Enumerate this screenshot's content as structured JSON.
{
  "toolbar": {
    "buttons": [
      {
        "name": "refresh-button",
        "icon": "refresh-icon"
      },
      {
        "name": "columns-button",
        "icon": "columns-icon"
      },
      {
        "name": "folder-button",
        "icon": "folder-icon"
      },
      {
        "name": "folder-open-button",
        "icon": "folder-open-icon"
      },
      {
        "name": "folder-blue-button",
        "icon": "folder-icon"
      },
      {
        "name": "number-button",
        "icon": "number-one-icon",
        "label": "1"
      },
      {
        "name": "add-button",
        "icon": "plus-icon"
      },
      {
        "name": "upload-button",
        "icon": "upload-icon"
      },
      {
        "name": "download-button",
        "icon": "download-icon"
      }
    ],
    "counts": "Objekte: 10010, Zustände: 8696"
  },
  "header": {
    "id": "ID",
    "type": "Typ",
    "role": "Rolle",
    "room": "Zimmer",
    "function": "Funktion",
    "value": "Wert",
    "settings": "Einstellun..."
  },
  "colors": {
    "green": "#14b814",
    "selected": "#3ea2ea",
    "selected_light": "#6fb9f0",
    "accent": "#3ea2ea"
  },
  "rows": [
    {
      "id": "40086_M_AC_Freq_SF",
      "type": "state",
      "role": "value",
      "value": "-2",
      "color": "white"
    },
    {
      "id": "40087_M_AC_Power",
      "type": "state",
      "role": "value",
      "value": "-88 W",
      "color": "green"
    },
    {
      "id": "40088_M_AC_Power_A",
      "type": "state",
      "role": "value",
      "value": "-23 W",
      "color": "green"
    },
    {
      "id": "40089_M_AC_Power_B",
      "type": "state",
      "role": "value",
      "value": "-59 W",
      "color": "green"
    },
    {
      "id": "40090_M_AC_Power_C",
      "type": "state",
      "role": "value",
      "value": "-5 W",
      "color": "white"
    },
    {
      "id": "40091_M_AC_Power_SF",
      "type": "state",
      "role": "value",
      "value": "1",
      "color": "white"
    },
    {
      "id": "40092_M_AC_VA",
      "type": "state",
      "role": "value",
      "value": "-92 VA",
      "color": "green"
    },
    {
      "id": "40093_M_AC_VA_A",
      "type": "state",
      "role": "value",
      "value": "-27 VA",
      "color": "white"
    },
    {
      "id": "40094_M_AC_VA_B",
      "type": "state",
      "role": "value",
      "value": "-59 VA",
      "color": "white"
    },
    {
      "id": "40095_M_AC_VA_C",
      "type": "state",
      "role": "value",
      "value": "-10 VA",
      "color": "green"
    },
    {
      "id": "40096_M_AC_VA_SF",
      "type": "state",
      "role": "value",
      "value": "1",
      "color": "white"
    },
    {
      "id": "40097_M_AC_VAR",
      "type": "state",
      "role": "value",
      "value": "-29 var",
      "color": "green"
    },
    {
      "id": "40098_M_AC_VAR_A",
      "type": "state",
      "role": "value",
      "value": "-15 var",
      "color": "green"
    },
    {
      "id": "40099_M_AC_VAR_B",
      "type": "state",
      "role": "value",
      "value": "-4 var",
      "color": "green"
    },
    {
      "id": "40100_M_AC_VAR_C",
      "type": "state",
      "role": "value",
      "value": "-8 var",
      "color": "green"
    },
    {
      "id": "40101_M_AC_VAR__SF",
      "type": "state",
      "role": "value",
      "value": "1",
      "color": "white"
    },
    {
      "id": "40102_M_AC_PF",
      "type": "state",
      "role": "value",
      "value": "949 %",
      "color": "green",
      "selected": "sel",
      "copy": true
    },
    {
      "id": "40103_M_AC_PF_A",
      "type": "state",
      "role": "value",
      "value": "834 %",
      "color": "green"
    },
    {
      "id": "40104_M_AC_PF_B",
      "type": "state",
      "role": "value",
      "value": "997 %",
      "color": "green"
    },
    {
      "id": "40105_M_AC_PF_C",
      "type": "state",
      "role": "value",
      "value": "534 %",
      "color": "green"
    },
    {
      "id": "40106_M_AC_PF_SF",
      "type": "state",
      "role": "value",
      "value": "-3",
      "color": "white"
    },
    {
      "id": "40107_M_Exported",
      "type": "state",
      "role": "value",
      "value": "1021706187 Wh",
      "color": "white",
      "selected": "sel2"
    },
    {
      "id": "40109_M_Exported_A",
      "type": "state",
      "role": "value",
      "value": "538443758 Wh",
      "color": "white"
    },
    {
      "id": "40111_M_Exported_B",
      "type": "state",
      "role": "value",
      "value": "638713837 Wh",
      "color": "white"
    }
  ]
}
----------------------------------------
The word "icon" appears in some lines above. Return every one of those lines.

        "icon": "refresh-icon"
        "icon": "columns-icon"
        "icon": "folder-icon"
        "icon": "folder-open-icon"
        "icon": "folder-icon"
        "icon": "number-one-icon",
        "icon": "plus-icon"
        "icon": "upload-icon"
        "icon": "download-icon"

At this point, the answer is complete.